### Your objective
For this exercise, write out the full listing that follows exactly and skip its pictures.

### Material supplied

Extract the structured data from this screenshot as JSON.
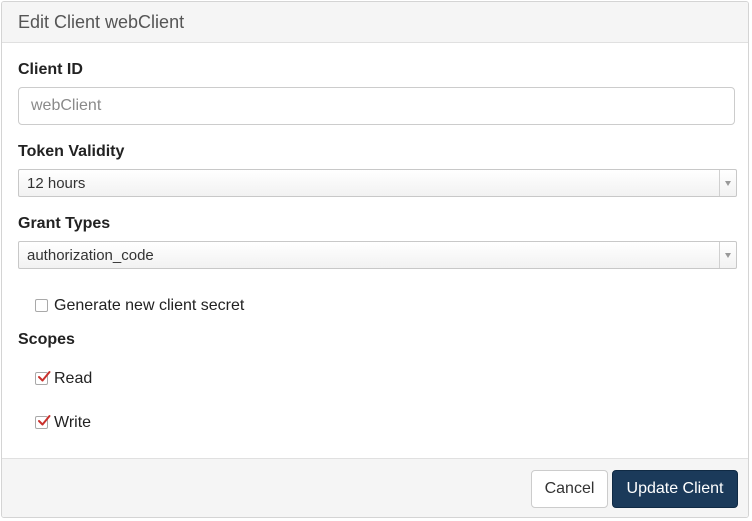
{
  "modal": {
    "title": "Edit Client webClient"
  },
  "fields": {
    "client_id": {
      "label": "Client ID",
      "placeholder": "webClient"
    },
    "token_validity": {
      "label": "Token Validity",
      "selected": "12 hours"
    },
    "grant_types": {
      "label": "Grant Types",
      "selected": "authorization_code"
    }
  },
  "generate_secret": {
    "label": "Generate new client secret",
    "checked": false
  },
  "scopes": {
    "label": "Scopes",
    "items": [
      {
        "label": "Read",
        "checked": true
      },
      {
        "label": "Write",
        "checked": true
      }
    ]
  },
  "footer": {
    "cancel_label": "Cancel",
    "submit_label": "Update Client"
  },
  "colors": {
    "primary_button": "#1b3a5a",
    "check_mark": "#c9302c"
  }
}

### Exercise solution
Extract the structured data from this screenshot as JSON.
{
  "modal": {
    "title": "Edit Client webClient"
  },
  "fields": {
    "client_id": {
      "label": "Client ID",
      "placeholder": "webClient"
    },
    "token_validity": {
      "label": "Token Validity",
      "selected": "12 hours"
    },
    "grant_types": {
      "label": "Grant Types",
      "selected": "authorization_code"
    }
  },
  "generate_secret": {
    "label": "Generate new client secret",
    "checked": false
  },
  "scopes": {
    "label": "Scopes",
    "items": [
      {
        "label": "Read",
        "checked": true
      },
      {
        "label": "Write",
        "checked": true
      }
    ]
  },
  "footer": {
    "cancel_label": "Cancel",
    "submit_label": "Update Client"
  },
  "colors": {
    "primary_button": "#1b3a5a",
    "check_mark": "#c9302c"
  }
}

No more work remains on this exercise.